What semi-automatic rifle was available to the US in the WW1 era?
What semi-automatic rifles did they even have the option to adopt? I can think of only a couple, the Mexican Mondragon and the French Fusil Automatique Modele 1917, that were produced in any numbers at the time. Neither was any great shakes with respect to ergonomics, reliability or durability.
For WW1, there was the Pederson Device which some say never saw action because there was a fear Germans would capture them and duplicate them.
That was the official line of not only the USMC but the British Army throughout WW2. The Marines changed their minds when they got a good look at what the Garand was capable of. The Brits never did.
it didnt see action because it wasnt produced in time. your own link says that
The 1903 Springfield had a 5 round magazine.
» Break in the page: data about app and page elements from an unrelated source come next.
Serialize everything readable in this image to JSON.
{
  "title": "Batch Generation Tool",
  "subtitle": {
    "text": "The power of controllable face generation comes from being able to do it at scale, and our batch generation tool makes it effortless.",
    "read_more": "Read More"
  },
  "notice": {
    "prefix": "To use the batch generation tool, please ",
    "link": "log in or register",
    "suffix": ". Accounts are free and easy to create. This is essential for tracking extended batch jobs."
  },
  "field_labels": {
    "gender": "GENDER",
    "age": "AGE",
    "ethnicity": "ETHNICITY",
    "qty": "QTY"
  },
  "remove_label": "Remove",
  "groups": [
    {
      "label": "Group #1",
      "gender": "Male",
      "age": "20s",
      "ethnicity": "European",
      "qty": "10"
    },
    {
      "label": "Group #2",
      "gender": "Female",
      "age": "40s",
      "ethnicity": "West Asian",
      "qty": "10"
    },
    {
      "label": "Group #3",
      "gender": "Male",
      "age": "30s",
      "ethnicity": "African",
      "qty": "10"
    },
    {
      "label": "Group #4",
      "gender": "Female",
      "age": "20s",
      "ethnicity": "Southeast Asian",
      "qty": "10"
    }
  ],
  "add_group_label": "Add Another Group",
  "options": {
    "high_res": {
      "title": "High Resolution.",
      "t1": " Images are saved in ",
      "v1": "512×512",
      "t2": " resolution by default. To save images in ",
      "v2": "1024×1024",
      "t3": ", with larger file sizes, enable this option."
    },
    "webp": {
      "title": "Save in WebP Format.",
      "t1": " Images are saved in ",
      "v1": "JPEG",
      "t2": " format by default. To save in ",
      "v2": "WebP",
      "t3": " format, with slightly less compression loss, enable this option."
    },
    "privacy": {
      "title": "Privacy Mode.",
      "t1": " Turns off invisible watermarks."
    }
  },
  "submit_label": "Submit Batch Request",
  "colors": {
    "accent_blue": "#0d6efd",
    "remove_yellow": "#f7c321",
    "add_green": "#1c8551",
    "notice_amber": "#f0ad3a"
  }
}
It also had a magazine cutoff. In theory, soldiers were supposed to fill the magazine with 5 rounds, then flip the magazine cutoff to the off position. To save ammo and encourage aimed shooting, soldiers were to fire a single shot and reload by hand another round after each shot. The 5 round magazine was a reserve in case the enemy charged your trench and you needed to increase your rate of fire. In practice, I believe soldiers left the cutoff “on” most of the time and reloaded 5 rounds at once with a stripper clip.
In WWII, I believe the U.S. made a definite decision to only use some newfangled anti-aircraft shells (with radar-triggered proximity fuses) in places (such as on ships) where spent shells couldn’t be recovered by the enemy and reverse-engineered.
I heard that same story, but about the US Civil War: that the Union War Department refused to buy Gatling guns for the troops, because they would waste too much ammunition.
That was only true for part of the war. Proximity fuses for artillery shells finally reached the US Army in Europe in late 1944 (in time for the Battle of the Bulge) and were available for use in the Pacific by ground forces as well.
Much of that delay was caused by the secrecy, mind you.